Find every line of the records that has "Выберите" and return it.

────

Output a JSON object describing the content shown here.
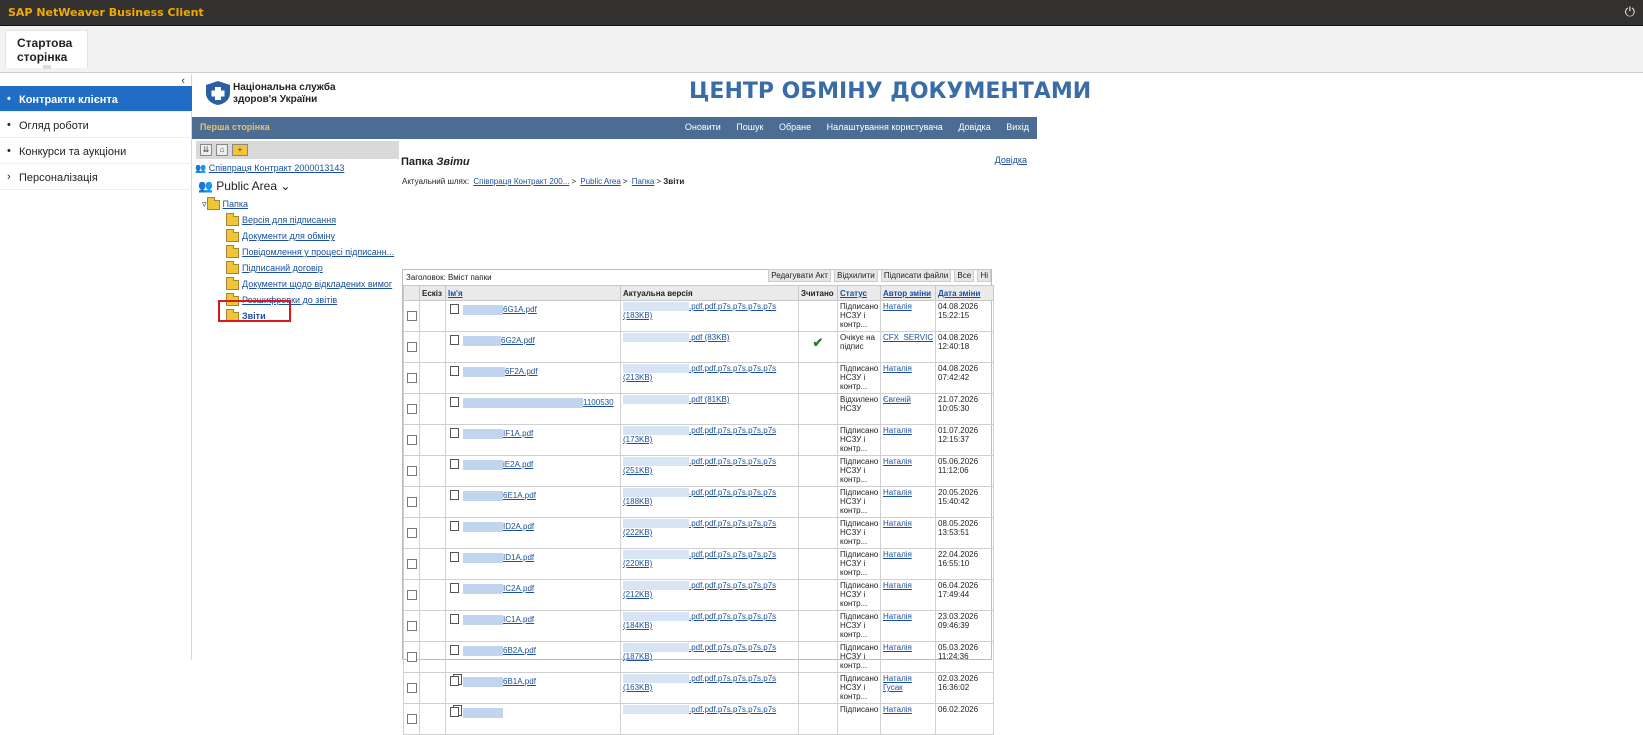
{
  "app": {
    "title": "SAP NetWeaver Business Client",
    "power_icon": "power-icon"
  },
  "tab": {
    "label": "Стартова сторінка"
  },
  "nav": {
    "collapse": "‹",
    "items": [
      {
        "label": "Контракти клієнта",
        "active": true
      },
      {
        "label": "Огляд роботи"
      },
      {
        "label": "Конкурси та аукціони"
      },
      {
        "label": "Персоналізація"
      }
    ]
  },
  "header": {
    "org_line1": "Національна служба",
    "org_line2": "здоров'я України",
    "title": "ЦЕНТР ОБМІНУ ДОКУМЕНТАМИ"
  },
  "menubar": {
    "first_page": "Перша сторінка",
    "links": [
      "Оновити",
      "Пошук",
      "Обране",
      "Налаштування користувача",
      "Довідка",
      "Вихід"
    ]
  },
  "tree": {
    "contract": "Співпраця Контракт 2000013143",
    "area": "Public Area",
    "root": "Папка",
    "folders": [
      "Версія для підписання",
      "Документи для обміну",
      "Повідомлення у процесі підписанн...",
      "Підписаний договір",
      "Документи щодо відкладених вимог",
      "Розшифровки до звітів",
      "Звіти"
    ]
  },
  "content": {
    "folder_prefix": "Папка",
    "folder_name": "Звіти",
    "help": "Довідка",
    "path_label": "Актуальний шлях:",
    "path_items": [
      "Співпраця Контракт 200...",
      "Public Area",
      "Папка"
    ],
    "path_current": "Звіти",
    "table_header": "Заголовок: Вміст папки",
    "actions": [
      "Редагувати Акт",
      "Відхилити",
      "Підписати файли",
      "Все",
      "Ні"
    ],
    "columns": [
      "",
      "Ескіз",
      "Ім'я",
      "Актуальна версія",
      "Зчитано",
      "Статус",
      "Автор зміни",
      "Дата зміни"
    ],
    "rows": [
      {
        "name": "6G1A.pdf",
        "version": ".pdf.pdf.p7s.p7s.p7s.p7s",
        "size": "(183KB)",
        "read": "",
        "status": "Підписано НСЗУ і контр...",
        "author": "Наталія",
        "date": "04.08.2026",
        "time": "15:22:15"
      },
      {
        "name": "6G2A.pdf",
        "version": ".pdf (83KB)",
        "size": "",
        "read": "✔",
        "status": "Очікує на підпис",
        "author": "CFX_SERVIC",
        "date": "04.08.2026",
        "time": "12:40:18"
      },
      {
        "name": "6F2A.pdf",
        "version": ".pdf.pdf.p7s.p7s.p7s.p7s",
        "size": "(213KB)",
        "read": "",
        "status": "Підписано НСЗУ і контр...",
        "author": "Наталія",
        "date": "04.08.2026",
        "time": "07:42:42"
      },
      {
        "name": "1100530",
        "version": ".pdf (81KB)",
        "size": "",
        "read": "",
        "status": "Відхилено НСЗУ",
        "author": "Євгеній",
        "date": "21.07.2026",
        "time": "10:05:30"
      },
      {
        "name": "IF1A.pdf",
        "version": ".pdf.pdf.p7s.p7s.p7s.p7s",
        "size": "(173KB)",
        "read": "",
        "status": "Підписано НСЗУ і контр...",
        "author": "Наталія",
        "date": "01.07.2026",
        "time": "12:15:37"
      },
      {
        "name": "iE2A.pdf",
        "version": ".pdf.pdf.p7s.p7s.p7s.p7s",
        "size": "(251KB)",
        "read": "",
        "status": "Підписано НСЗУ і контр...",
        "author": "Наталія",
        "date": "05.06.2026",
        "time": "11:12:06"
      },
      {
        "name": "6E1A.pdf",
        "version": ".pdf.pdf.p7s.p7s.p7s.p7s",
        "size": "(188KB)",
        "read": "",
        "status": "Підписано НСЗУ і контр...",
        "author": "Наталія",
        "date": "20.05.2026",
        "time": "15:40:42"
      },
      {
        "name": "ID2A.pdf",
        "version": ".pdf.pdf.p7s.p7s.p7s.p7s",
        "size": "(222KB)",
        "read": "",
        "status": "Підписано НСЗУ і контр...",
        "author": "Наталія",
        "date": "08.05.2026",
        "time": "13:53:51"
      },
      {
        "name": "ID1A.pdf",
        "version": ".pdf.pdf.p7s.p7s.p7s.p7s",
        "size": "(220KB)",
        "read": "",
        "status": "Підписано НСЗУ і контр...",
        "author": "Наталія",
        "date": "22.04.2026",
        "time": "16:55:10"
      },
      {
        "name": "IC2A.pdf",
        "version": ".pdf.pdf.p7s.p7s.p7s.p7s",
        "size": "(212KB)",
        "read": "",
        "status": "Підписано НСЗУ і контр...",
        "author": "Наталія",
        "date": "06.04.2026",
        "time": "17:49:44"
      },
      {
        "name": "IC1A.pdf",
        "version": ".pdf.pdf.p7s.p7s.p7s.p7s",
        "size": "(184KB)",
        "read": "",
        "status": "Підписано НСЗУ і контр...",
        "author": "Наталія",
        "date": "23.03.2026",
        "time": "09:46:39"
      },
      {
        "name": "6B2A.pdf",
        "version": ".pdf.pdf.p7s.p7s.p7s.p7s",
        "size": "(187KB)",
        "read": "",
        "status": "Підписано НСЗУ і контр...",
        "author": "Наталія",
        "date": "05.03.2026",
        "time": "11:24:36"
      },
      {
        "name": "6B1A.pdf",
        "version": ".pdf.pdf.p7s.p7s.p7s.p7s",
        "size": "(163KB)",
        "read": "",
        "status": "Підписано НСЗУ і контр...",
        "author": "Наталія Гусак",
        "date": "02.03.2026",
        "time": "16:36:02"
      },
      {
        "name": "",
        "version": ".pdf.pdf.p7s.p7s.p7s.p7s",
        "size": "",
        "read": "",
        "status": "Підписано",
        "author": "Наталія",
        "date": "06.02.2026",
        "time": ""
      }
    ]
  }
}
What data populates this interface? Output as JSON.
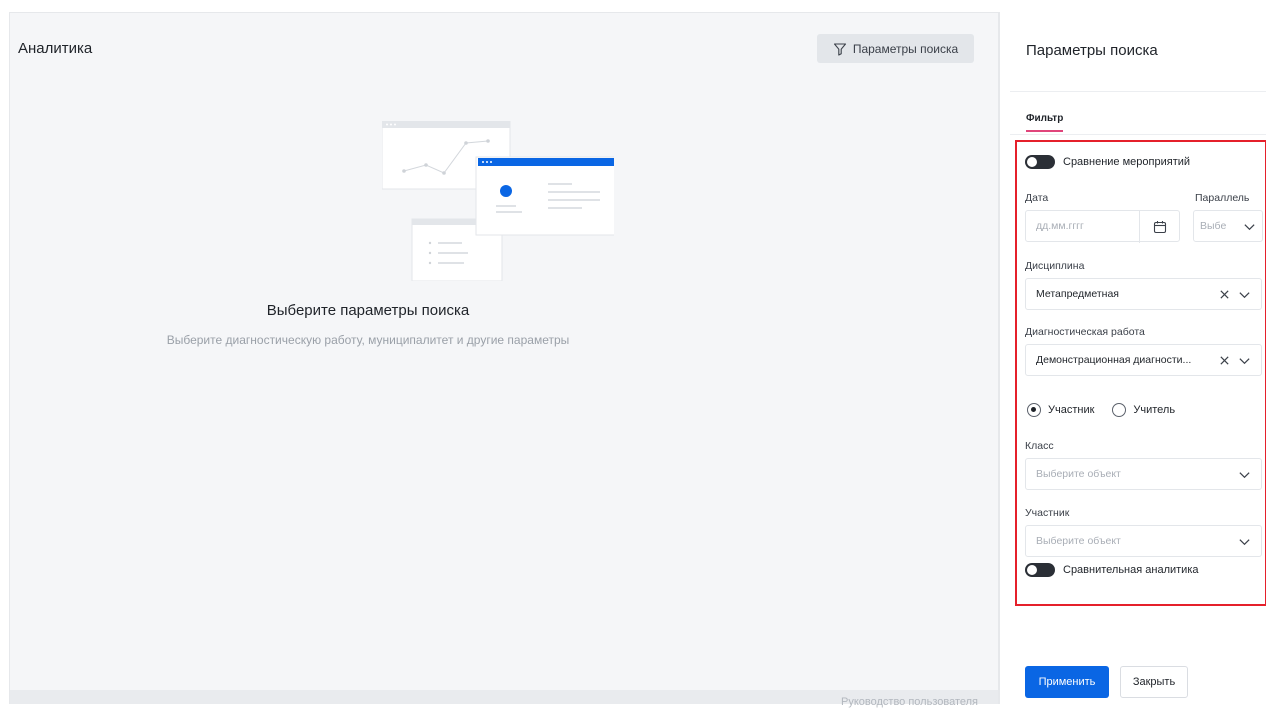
{
  "main": {
    "title": "Аналитика",
    "params_button": "Параметры поиска",
    "empty_title": "Выберите параметры поиска",
    "empty_subtitle": "Выберите диагностическую работу, муниципалитет и другие параметры",
    "footer_link": "Руководство пользователя"
  },
  "panel": {
    "title": "Параметры поиска",
    "tab": "Фильтр",
    "compare_events_label": "Сравнение мероприятий",
    "date_label": "Дата",
    "date_placeholder": "дд.мм.гггг",
    "parallel_label": "Параллель",
    "parallel_placeholder": "Выбе",
    "discipline_label": "Дисциплина",
    "discipline_value": "Метапредметная",
    "work_label": "Диагностическая работа",
    "work_value": "Демонстрационная диагности...",
    "radio_participant": "Участник",
    "radio_teacher": "Учитель",
    "class_label": "Класс",
    "class_placeholder": "Выберите объект",
    "participant_label": "Участник",
    "participant_placeholder": "Выберите объект",
    "comparative_label": "Сравнительная аналитика",
    "apply_button": "Применить",
    "close_button": "Закрыть"
  },
  "colors": {
    "accent": "#0a66e4",
    "tab_underline": "#e0457b",
    "highlight_box": "#e5202b"
  }
}
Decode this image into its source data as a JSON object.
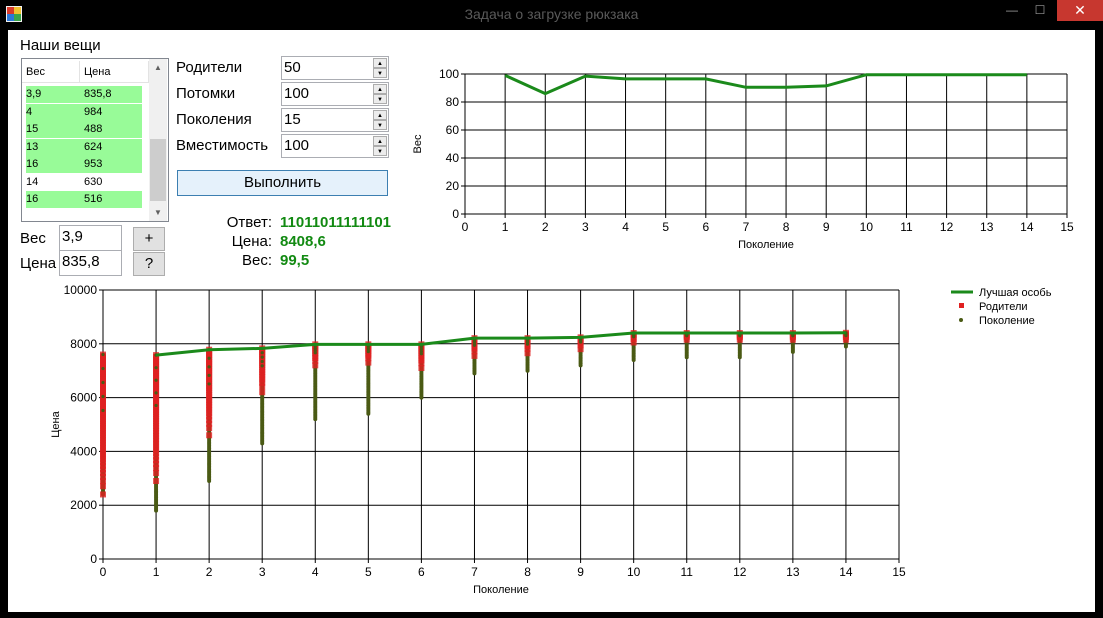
{
  "window": {
    "title": "Задача о загрузке рюкзака",
    "min": "—",
    "max": "☐",
    "close": "✕"
  },
  "items": {
    "label": "Наши вещи",
    "headers": [
      "Вес",
      "Цена"
    ],
    "rows": [
      {
        "weight": "3,9",
        "price": "835,8",
        "selected": true
      },
      {
        "weight": "4",
        "price": "984",
        "selected": true
      },
      {
        "weight": "15",
        "price": "488",
        "selected": true
      },
      {
        "weight": "13",
        "price": "624",
        "selected": true
      },
      {
        "weight": "16",
        "price": "953",
        "selected": true
      },
      {
        "weight": "14",
        "price": "630",
        "selected": false
      },
      {
        "weight": "16",
        "price": "516",
        "selected": true
      }
    ]
  },
  "editor": {
    "weight_label": "Вес",
    "weight_value": "3,9",
    "price_label": "Цена",
    "price_value": "835,8",
    "add_label": "+",
    "help_label": "?"
  },
  "params": [
    {
      "label": "Родители",
      "value": "50"
    },
    {
      "label": "Потомки",
      "value": "100"
    },
    {
      "label": "Поколения",
      "value": "15"
    },
    {
      "label": "Вместимость",
      "value": "100"
    }
  ],
  "run_label": "Выполнить",
  "result": {
    "answer_label": "Ответ:",
    "answer_value": "11011011111101",
    "price_label": "Цена:",
    "price_value": "8408,6",
    "weight_label": "Вес:",
    "weight_value": "99,5"
  },
  "colors": {
    "best": "#1b8a1b",
    "parents": "#e02020",
    "generation": "#4a5a14",
    "selected_row": "#98fb98",
    "result_text": "#128a12"
  },
  "chart_data": [
    {
      "type": "line",
      "xlabel": "Поколение",
      "ylabel": "Вес",
      "xlim": [
        0,
        15
      ],
      "ylim": [
        0,
        100
      ],
      "xticks": [
        0,
        1,
        2,
        3,
        4,
        5,
        6,
        7,
        8,
        9,
        10,
        11,
        12,
        13,
        14,
        15
      ],
      "yticks": [
        0,
        20,
        40,
        60,
        80,
        100
      ],
      "grid": true,
      "series": [
        {
          "x": [
            1,
            2,
            3,
            4,
            5,
            6,
            7,
            8,
            9,
            10,
            11,
            12,
            13,
            14
          ],
          "y": [
            99,
            86,
            98.5,
            96.5,
            96.5,
            96.5,
            90.5,
            90.5,
            91.5,
            99.5,
            99.5,
            99.5,
            99.5,
            99.5
          ]
        }
      ]
    },
    {
      "type": "scatter",
      "xlabel": "Поколение",
      "ylabel": "Цена",
      "xlim": [
        0,
        15
      ],
      "ylim": [
        0,
        10000
      ],
      "xticks": [
        0,
        1,
        2,
        3,
        4,
        5,
        6,
        7,
        8,
        9,
        10,
        11,
        12,
        13,
        14,
        15
      ],
      "yticks": [
        0,
        2000,
        4000,
        6000,
        8000,
        10000
      ],
      "grid": true,
      "legend": "top-right",
      "series": [
        {
          "name": "Лучшая особь",
          "kind": "line",
          "x": [
            1,
            2,
            3,
            4,
            5,
            6,
            7,
            8,
            9,
            10,
            11,
            12,
            13,
            14
          ],
          "y": [
            7580,
            7780,
            7830,
            7980,
            7980,
            7980,
            8210,
            8210,
            8240,
            8400,
            8400,
            8400,
            8400,
            8408.6
          ]
        },
        {
          "name": "Родители",
          "kind": "points",
          "range": [
            {
              "x": 0,
              "min": 2400,
              "max": 7600
            },
            {
              "x": 1,
              "min": 2900,
              "max": 7580
            },
            {
              "x": 2,
              "min": 4600,
              "max": 7780
            },
            {
              "x": 3,
              "min": 6200,
              "max": 7830
            },
            {
              "x": 4,
              "min": 7200,
              "max": 7980
            },
            {
              "x": 5,
              "min": 7300,
              "max": 7980
            },
            {
              "x": 6,
              "min": 7100,
              "max": 7980
            },
            {
              "x": 7,
              "min": 7550,
              "max": 8210
            },
            {
              "x": 8,
              "min": 7650,
              "max": 8210
            },
            {
              "x": 9,
              "min": 7800,
              "max": 8240
            },
            {
              "x": 10,
              "min": 8050,
              "max": 8400
            },
            {
              "x": 11,
              "min": 8150,
              "max": 8400
            },
            {
              "x": 12,
              "min": 8150,
              "max": 8400
            },
            {
              "x": 13,
              "min": 8150,
              "max": 8400
            },
            {
              "x": 14,
              "min": 8150,
              "max": 8408.6
            }
          ]
        },
        {
          "name": "Поколение",
          "kind": "points",
          "range": [
            {
              "x": 0,
              "min": 2400,
              "max": 7600
            },
            {
              "x": 1,
              "min": 1800,
              "max": 7580
            },
            {
              "x": 2,
              "min": 2900,
              "max": 7780
            },
            {
              "x": 3,
              "min": 4300,
              "max": 7830
            },
            {
              "x": 4,
              "min": 5200,
              "max": 7980
            },
            {
              "x": 5,
              "min": 5400,
              "max": 7980
            },
            {
              "x": 6,
              "min": 6000,
              "max": 7980
            },
            {
              "x": 7,
              "min": 6900,
              "max": 8210
            },
            {
              "x": 8,
              "min": 7000,
              "max": 8210
            },
            {
              "x": 9,
              "min": 7200,
              "max": 8240
            },
            {
              "x": 10,
              "min": 7400,
              "max": 8400
            },
            {
              "x": 11,
              "min": 7500,
              "max": 8400
            },
            {
              "x": 12,
              "min": 7500,
              "max": 8400
            },
            {
              "x": 13,
              "min": 7700,
              "max": 8400
            },
            {
              "x": 14,
              "min": 7900,
              "max": 8408.6
            }
          ]
        }
      ]
    }
  ]
}
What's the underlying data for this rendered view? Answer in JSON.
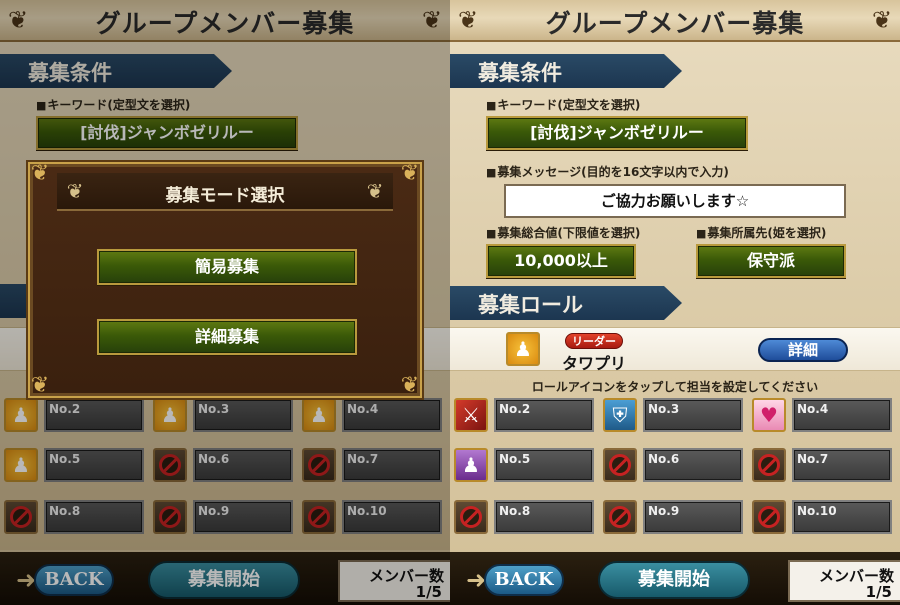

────

— TASK OUTPUT —
    "empty_title": "Выберите параметры поиска",
    "empty_subtitle": "Выберите диагностическую работу, муниципалитет и другие параметры",
    "class_placeholder": "Выберите объект",
    "participant_placeholder": "Выберите объект",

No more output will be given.